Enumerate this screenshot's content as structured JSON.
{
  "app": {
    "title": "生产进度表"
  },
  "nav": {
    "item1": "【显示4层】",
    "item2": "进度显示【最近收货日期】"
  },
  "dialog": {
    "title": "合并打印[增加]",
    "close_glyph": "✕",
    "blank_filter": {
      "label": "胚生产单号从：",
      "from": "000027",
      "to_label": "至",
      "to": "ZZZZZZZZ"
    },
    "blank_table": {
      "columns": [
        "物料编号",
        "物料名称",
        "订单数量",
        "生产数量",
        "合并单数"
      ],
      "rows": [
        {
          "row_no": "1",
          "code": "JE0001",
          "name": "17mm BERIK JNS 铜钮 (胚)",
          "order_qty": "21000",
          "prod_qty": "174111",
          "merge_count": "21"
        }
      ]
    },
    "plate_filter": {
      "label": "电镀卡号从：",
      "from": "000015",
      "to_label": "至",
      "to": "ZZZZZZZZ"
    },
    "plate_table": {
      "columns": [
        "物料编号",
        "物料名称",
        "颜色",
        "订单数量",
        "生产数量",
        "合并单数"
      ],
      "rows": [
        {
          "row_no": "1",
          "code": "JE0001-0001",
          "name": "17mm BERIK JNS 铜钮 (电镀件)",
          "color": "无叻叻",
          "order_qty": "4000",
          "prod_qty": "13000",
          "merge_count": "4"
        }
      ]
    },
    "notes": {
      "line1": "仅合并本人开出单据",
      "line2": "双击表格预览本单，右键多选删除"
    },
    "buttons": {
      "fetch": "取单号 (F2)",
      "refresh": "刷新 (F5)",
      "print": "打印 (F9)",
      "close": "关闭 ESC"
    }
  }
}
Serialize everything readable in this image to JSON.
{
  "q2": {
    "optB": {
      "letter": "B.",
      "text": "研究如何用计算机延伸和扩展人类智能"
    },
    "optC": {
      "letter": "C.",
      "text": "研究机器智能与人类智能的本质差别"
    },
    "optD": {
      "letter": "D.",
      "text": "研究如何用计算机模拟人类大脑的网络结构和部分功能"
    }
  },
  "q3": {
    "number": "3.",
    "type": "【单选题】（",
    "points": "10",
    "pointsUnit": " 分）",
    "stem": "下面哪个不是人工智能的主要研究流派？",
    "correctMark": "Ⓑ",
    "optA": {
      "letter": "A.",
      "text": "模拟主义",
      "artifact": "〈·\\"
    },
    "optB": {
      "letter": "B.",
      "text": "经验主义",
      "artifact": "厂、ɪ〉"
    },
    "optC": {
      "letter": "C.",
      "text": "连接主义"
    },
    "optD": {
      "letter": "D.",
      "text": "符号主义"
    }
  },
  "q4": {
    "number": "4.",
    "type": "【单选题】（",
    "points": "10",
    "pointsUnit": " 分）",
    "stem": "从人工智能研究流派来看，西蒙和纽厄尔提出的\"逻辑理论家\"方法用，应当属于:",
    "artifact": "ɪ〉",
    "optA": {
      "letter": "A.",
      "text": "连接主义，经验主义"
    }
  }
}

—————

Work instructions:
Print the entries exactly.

Result below:
Enumerate this screenshot's content as structured JSON.
{
  "app": {
    "title": "生产进度表"
  },
  "nav": {
    "item1": "【显示4层】",
    "item2": "进度显示【最近收货日期】"
  },
  "dialog": {
    "title": "合并打印[增加]",
    "close_glyph": "✕",
    "blank_filter": {
      "label": "胚生产单号从：",
      "from": "000027",
      "to_label": "至",
      "to": "ZZZZZZZZ"
    },
    "blank_table": {
      "columns": [
        "物料编号",
        "物料名称",
        "订单数量",
        "生产数量",
        "合并单数"
      ],
      "rows": [
        {
          "row_no": "1",
          "code": "JE0001",
          "name": "17mm BERIK JNS 铜钮 (胚)",
          "order_qty": "21000",
          "prod_qty": "174111",
          "merge_count": "21"
        }
      ]
    },
    "plate_filter": {
      "label": "电镀卡号从：",
      "from": "000015",
      "to_label": "至",
      "to": "ZZZZZZZZ"
    },
    "plate_table": {
      "columns": [
        "物料编号",
        "物料名称",
        "颜色",
        "订单数量",
        "生产数量",
        "合并单数"
      ],
      "rows": [
        {
          "row_no": "1",
          "code": "JE0001-0001",
          "name": "17mm BERIK JNS 铜钮 (电镀件)",
          "color": "无叻叻",
          "order_qty": "4000",
          "prod_qty": "13000",
          "merge_count": "4"
        }
      ]
    },
    "notes": {
      "line1": "仅合并本人开出单据",
      "line2": "双击表格预览本单，右键多选删除"
    },
    "buttons": {
      "fetch": "取单号 (F2)",
      "refresh": "刷新 (F5)",
      "print": "打印 (F9)",
      "close": "关闭 ESC"
    }
  }
}
Serialize everything readable in this image to JSON.
{
  "q2": {
    "optB": {
      "letter": "B.",
      "text": "研究如何用计算机延伸和扩展人类智能"
    },
    "optC": {
      "letter": "C.",
      "text": "研究机器智能与人类智能的本质差别"
    },
    "optD": {
      "letter": "D.",
      "text": "研究如何用计算机模拟人类大脑的网络结构和部分功能"
    }
  },
  "q3": {
    "number": "3.",
    "type": "【单选题】（",
    "points": "10",
    "pointsUnit": " 分）",
    "stem": "下面哪个不是人工智能的主要研究流派？",
    "correctMark": "Ⓑ",
    "optA": {
      "letter": "A.",
      "text": "模拟主义",
      "artifact": "〈·\\"
    },
    "optB": {
      "letter": "B.",
      "text": "经验主义",
      "artifact": "厂、ɪ〉"
    },
    "optC": {
      "letter": "C.",
      "text": "连接主义"
    },
    "optD": {
      "letter": "D.",
      "text": "符号主义"
    }
  },
  "q4": {
    "number": "4.",
    "type": "【单选题】（",
    "points": "10",
    "pointsUnit": " 分）",
    "stem": "从人工智能研究流派来看，西蒙和纽厄尔提出的\"逻辑理论家\"方法用，应当属于:",
    "artifact": "ɪ〉",
    "optA": {
      "letter": "A.",
      "text": "连接主义，经验主义"
    }
  }
}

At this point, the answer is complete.